US President Donald Trump on Friday said that he will not attend the inauguration ceremony of his successor, Democratic President-elect Joe Biden, on January 20 later this month.
Trump made the announcement from his personal handle on Twitter, apparently addressed to "all of those who have asked".
"To all of those who have asked, I will not be going to the Inauguration on January 20th," posted Donald Trump from his Twitter account.
The tweet comes merely hours after Trump had promised a peaceful transition of power, especially amid a sea of controversies that unfolded over the storming of the US Capitol a day ago.
The violent insurrection at the US Capitol is intensifying scrutiny over security at an inauguration ceremony for President-elect Joe Biden.
Biden and Vice President-elect Kamala Harris will take the oath of office from the Capitol's West Front, one of the very locations where a violent mob overpowered police and stormed the building. They also scaled and occupied the scaffolding and bleachers in place for the ceremonies.
Inauguration plans were already scaled back because of the coronavirus. But the brazen attack raises new questions about preparedness for the event that welcome the new administration after a bitter election.
Roughly 6,200 members of the National Guard from six states - Virginia, Pennsylvania, New York, New Jersey, Delaware and Maryland - will help support the Capitol Police and other law enforcement in Washington for the next 30 days. Inauguration Day road closures may be altered.
That's the same level of security provided during political party conventions or when a dignitary lies in state at the Capitol - but not during a normal congressional session like when rioters breached the building.
Outgoing President Donald Trump hasn't made that easy. He has falsely argued that the election was stolen, a claim that has been rejected by fellow Republicans in critical swing states and his recently departed attorney general. His many legal challenges were roundly dismissed as meritless, including by conservative judges he appointed.
A Trump rally in front of the White House on Wednesday helped rile up the mob that later stormed the Capitol.
The outgoing president has skipped the incoming president's swearing-in only three times in U.S. history, and the last one to do so was Andrew Johnson 152 years ago. Trump only acknowledged the upcoming transfer of power after the capital was stormed. Vice President Mike Pence plans to attend the ceremony.
Former President Jimmy Carter has announced he wouldn't be there, the first inauguration the 96-year-old will miss since he himself was sworn into office in 1977. He has mostly stayed home amid the pandemic. Former Presidents George W. Bush and Bill Clinton will be on hand.

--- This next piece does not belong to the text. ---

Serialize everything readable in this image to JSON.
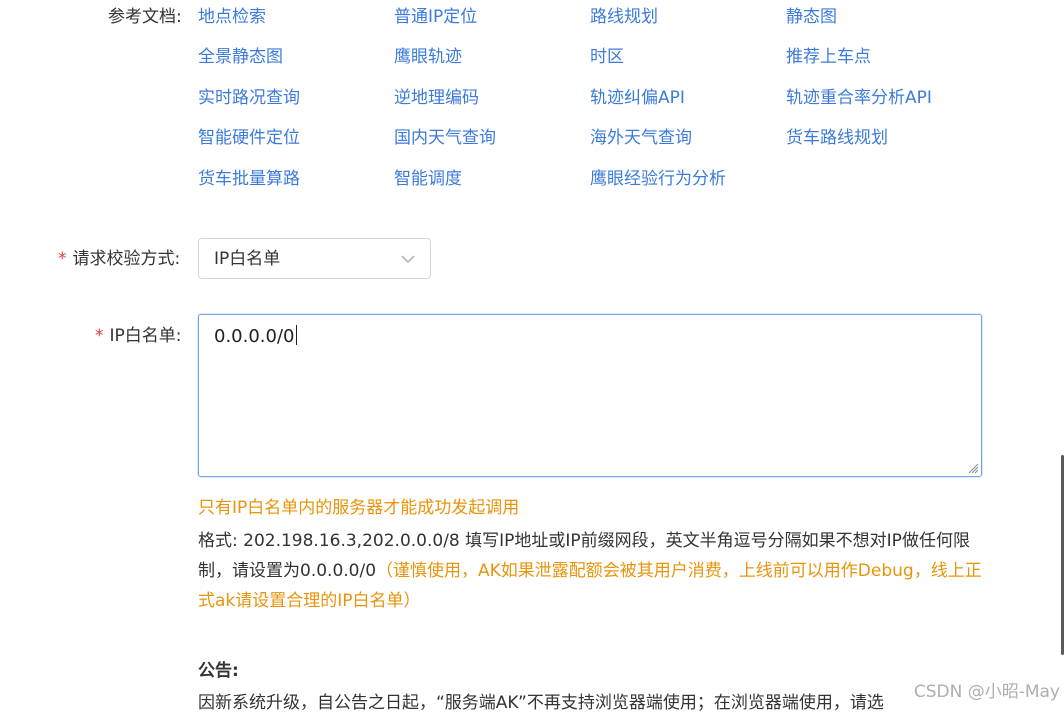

Inauguration organisers had already urged supporters not to come to Washington in person because of the pandemic. Viewing stands built to hold crowds of onlookers in front of the White House were recently dismantled.
(With inputs from Associated Press)